It representeth all men (considering their divine extraction, and being formed after God's image; their designation for eternal glory and happiness, their partaking of the common redemption by the undertakings and sufferings of Christ, their being objects of God's tender affection and care) so very considerable, that no regard beneath the highest will befit them.

It also declareth us so nearly allied to them, and so greatly concerned in their good, (we being all one in Christ,' and 'members one of another,') that we ought to have a perfect complacency in their welfare, and a sympathy in their adversity, as our own.
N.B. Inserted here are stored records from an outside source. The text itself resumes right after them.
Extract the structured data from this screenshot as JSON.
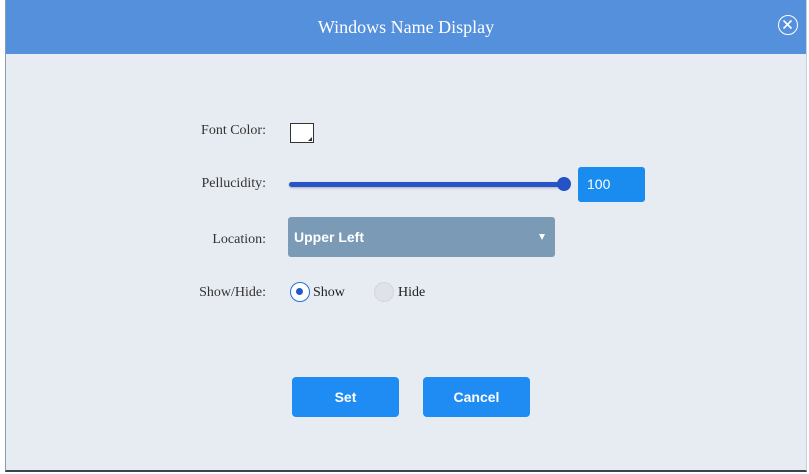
{
  "dialog": {
    "title": "Windows Name Display",
    "close_icon": "close-circle-icon"
  },
  "font_color": {
    "label": "Font Color:",
    "value": "#ffffff"
  },
  "pellucidity": {
    "label": "Pellucidity:",
    "value": "100",
    "level_percent": 100,
    "track_color": "#2655c7"
  },
  "location": {
    "label": "Location:",
    "selected": "Upper Left"
  },
  "show_hide": {
    "label": "Show/Hide:",
    "options": [
      {
        "label": "Show",
        "checked": true
      },
      {
        "label": "Hide",
        "checked": false
      }
    ]
  },
  "buttons": {
    "set_label": "Set",
    "cancel_label": "Cancel",
    "color": "#1f8cf3"
  },
  "colors": {
    "titlebar": "#5590dd",
    "background": "#e7ebf2",
    "select": "#7a9ab6"
  }
}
It condemneth self-love, self-pleasing, self-seeking as great faults; which yet (even in the highest excess) do not seem absolutely bad; or otherwise culpable, than as including partiality, or detracting from that equal measure of charity which we owe to others: for surely we cannot love ourselves too much, if we love others equally with ourselves; we cannot seek our own good excessively, if with the same earnestness we seek the good of others.

It exhibiteth supernatural aids of grace, and conferreth that holy spirit of love, which can serve to no meaner purposes, than to quell that sorry principle of niggardly selfishness, to which corrupt nature doth incline; and to enlarge our hearts to this divine extent of goodness.

8. Lastly, many conspicuous examples, proposed for our direction in this kind of practice, do imply this degree of charity to be required of us.

It may be objected to our discourse, that the duty thus understood is unpracticable, nature violently swaying to those degrees of self-love which charity can nowise reach. This exception (would time permit) I should assoil, by showing how far, and by what means we may attain to such a practice; (how at least, by aiming at this top of perfection, we may ascend nearer and nearer thereto :) in the mean time experience doth sufficiently evince possibility; and assuredly that may be done, which we see done before us. And so it is, pure charity hath been the root of such affections and such performances (recorded by indubitable testimony) toward others, which

hardly any man can exceed in regard to himself: nor indeed hath there scarce ever appeared any heroical virtue, or memorable piety, whereof charity overbearing selfishness, and sacrificing private interest to public benefit, hath not been a main ingredient. For instance then;

Did not Abraham even prefer the good of others before his own, when he gladly did quit his country, patrimony, friends, and kindred, to pass his days in a wandering pilgrimage, on no other encouragement than an overture of blessing on his posterity?

[ocr errors]

Did not the charity of Moses stretch thus far, when for the sake of his brethren he voluntarily did exchange the splendors and delights of a court for a condition of vagrancy and servility; choosing rather,' as the Apostle speaketh, 'to suffer affliction with the people of God, than to enjoy the pleasures of sin?' did not it overstretch, when (although having been grievously affronted by them) he wished that rather his name should be expunged from God's book,' than that their sin should abide unpardoned?

Did not Samuel exercise such a charity, when being ingratefully and injuriously dismounted from his authority, he did yet retain toward that people a zealous desire of their welfare, not ceasing earnestly to pray for them?'

Did not Jonathan love David equally with himself, when for his sake he chose to incur the displeasure of his father and his king; when for his advantage he was content to forfeit the privilege of his birth, and the inheritance of a crown; when he could without envy or grudge look on the growing prosperity of his supplanter, could heartily wish his safety, could effectually protect it, could purchase it to him with his own great danger and trouble when he, that in gallantry of courage and virtue did yield to none, was yet willing to become inferior to one born his subject, one raised from the dust, one 'taken from a sheepcote;' so that unrepiningly and without disdain he could say, 'Thou shalt be king over Israel, and I shall be next unto thee?" —are not these pregnant evidences that it was truly said in the story, 'The soul of Jonathan was knit to the soul of David, and he loved him as his own soul?'

Did not the psalmist competently practise this duty, when in

« FöregåendeFortsätt »